◆ Exercise input
++++++++++++++++++++

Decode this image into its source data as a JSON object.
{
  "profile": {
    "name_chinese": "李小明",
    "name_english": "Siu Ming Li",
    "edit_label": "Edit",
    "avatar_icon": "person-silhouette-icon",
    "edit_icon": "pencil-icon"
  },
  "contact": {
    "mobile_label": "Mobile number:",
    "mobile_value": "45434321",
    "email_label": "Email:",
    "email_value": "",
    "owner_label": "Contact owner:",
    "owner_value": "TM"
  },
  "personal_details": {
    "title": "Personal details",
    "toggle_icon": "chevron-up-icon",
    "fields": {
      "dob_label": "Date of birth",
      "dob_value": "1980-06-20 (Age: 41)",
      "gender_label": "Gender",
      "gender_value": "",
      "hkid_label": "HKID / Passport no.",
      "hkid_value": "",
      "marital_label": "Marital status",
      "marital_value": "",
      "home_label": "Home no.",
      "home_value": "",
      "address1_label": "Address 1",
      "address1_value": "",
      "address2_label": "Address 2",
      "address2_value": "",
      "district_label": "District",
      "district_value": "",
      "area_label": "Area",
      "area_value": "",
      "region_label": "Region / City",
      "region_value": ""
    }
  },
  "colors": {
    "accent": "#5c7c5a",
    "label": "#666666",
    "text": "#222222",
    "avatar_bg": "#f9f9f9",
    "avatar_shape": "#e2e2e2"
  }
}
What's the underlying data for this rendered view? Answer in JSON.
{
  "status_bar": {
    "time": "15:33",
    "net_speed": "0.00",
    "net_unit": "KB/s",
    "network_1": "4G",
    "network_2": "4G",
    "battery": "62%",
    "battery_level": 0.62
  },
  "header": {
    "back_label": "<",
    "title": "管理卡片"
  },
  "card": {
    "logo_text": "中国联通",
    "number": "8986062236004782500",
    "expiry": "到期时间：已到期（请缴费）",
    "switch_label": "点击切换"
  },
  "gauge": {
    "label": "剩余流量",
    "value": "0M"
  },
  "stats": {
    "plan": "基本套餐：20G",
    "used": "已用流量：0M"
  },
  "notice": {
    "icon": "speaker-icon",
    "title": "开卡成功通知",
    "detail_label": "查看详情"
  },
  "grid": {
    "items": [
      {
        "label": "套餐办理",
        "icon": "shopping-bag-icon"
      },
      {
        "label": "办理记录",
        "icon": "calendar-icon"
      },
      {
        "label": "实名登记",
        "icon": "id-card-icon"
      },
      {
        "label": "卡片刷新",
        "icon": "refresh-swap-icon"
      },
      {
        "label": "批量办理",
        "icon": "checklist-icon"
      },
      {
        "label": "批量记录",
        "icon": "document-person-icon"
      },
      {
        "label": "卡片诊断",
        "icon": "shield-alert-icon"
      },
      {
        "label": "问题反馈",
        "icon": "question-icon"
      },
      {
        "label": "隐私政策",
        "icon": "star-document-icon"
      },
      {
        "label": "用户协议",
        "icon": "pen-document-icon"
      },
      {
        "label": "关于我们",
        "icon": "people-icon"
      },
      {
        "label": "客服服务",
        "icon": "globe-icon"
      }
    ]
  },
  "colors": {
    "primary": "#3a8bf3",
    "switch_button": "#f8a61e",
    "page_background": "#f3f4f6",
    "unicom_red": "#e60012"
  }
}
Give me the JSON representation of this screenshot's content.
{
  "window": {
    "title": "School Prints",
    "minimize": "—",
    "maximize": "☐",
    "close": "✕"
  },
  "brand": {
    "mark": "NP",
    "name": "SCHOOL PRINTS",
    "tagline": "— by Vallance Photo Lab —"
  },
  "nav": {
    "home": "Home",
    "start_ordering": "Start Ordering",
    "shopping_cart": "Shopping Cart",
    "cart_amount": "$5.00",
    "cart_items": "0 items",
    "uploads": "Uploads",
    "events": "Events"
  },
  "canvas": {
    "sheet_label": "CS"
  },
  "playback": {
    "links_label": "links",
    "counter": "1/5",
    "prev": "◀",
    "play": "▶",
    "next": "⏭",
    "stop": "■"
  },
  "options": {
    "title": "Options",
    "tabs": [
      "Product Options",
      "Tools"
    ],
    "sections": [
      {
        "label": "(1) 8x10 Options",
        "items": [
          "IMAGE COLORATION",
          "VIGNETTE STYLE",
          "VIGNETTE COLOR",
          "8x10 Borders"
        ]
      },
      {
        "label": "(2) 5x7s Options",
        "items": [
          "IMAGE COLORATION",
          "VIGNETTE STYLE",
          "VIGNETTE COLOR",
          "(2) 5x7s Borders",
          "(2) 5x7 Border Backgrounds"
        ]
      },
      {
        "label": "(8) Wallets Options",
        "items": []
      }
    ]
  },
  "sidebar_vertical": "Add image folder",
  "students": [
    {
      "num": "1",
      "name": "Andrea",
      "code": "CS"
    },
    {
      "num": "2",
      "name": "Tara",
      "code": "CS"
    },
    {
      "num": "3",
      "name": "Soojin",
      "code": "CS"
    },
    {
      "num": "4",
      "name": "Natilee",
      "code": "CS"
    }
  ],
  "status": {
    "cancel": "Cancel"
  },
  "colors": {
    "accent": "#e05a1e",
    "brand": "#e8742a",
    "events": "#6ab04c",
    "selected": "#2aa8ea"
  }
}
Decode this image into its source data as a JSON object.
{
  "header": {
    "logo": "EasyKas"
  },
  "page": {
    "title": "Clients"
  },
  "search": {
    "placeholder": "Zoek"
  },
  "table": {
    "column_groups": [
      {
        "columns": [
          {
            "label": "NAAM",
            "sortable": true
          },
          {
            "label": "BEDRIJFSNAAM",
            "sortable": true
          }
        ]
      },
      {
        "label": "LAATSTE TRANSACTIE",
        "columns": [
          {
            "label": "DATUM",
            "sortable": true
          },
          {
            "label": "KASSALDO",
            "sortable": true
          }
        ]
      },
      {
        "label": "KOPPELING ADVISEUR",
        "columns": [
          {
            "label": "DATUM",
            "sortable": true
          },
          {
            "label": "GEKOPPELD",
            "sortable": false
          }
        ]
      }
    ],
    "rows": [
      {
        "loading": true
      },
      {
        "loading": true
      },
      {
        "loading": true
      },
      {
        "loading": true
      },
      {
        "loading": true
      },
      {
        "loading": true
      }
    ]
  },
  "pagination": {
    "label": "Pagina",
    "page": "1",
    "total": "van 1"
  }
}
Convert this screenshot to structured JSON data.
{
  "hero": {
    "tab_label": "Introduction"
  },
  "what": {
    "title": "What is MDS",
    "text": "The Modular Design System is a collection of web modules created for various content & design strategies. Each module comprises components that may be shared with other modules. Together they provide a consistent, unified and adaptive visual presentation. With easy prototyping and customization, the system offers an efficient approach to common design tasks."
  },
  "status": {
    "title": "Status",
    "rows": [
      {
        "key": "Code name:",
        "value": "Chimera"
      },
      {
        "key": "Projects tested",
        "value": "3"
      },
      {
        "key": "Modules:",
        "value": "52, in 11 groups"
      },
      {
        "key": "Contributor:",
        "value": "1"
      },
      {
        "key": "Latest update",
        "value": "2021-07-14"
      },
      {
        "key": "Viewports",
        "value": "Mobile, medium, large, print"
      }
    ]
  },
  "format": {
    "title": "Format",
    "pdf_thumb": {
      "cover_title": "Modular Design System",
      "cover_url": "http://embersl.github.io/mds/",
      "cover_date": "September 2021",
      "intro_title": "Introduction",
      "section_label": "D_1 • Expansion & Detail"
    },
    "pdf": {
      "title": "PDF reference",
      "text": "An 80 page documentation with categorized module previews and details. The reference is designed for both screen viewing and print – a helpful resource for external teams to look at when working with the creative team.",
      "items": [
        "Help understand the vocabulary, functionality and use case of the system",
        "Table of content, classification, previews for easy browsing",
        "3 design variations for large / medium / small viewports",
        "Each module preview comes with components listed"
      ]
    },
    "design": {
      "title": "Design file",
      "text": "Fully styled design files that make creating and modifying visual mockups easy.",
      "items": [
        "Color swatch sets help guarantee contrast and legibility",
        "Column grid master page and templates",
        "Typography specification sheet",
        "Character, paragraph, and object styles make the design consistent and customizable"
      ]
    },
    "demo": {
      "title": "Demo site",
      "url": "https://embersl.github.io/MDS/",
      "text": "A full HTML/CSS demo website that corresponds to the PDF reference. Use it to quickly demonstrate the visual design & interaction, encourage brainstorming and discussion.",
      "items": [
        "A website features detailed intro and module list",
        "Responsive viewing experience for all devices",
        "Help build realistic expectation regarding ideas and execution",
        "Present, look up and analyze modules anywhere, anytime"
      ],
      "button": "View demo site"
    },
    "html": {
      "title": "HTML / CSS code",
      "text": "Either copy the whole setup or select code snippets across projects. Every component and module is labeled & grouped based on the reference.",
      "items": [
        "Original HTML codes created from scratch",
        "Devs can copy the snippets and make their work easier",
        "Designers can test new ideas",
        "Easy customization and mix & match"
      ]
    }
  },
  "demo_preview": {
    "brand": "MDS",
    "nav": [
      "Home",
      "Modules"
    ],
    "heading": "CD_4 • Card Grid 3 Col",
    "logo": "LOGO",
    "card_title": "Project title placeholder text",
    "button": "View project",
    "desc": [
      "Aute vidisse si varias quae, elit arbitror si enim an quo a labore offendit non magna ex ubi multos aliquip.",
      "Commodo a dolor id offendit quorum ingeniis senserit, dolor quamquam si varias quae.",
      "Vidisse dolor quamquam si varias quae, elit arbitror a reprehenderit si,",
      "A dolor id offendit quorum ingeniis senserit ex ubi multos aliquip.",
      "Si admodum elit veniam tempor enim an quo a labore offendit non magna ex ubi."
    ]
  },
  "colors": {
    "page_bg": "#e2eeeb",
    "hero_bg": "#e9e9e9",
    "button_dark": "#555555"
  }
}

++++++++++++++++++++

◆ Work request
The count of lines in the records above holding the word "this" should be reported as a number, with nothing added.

◆ Result of the task
5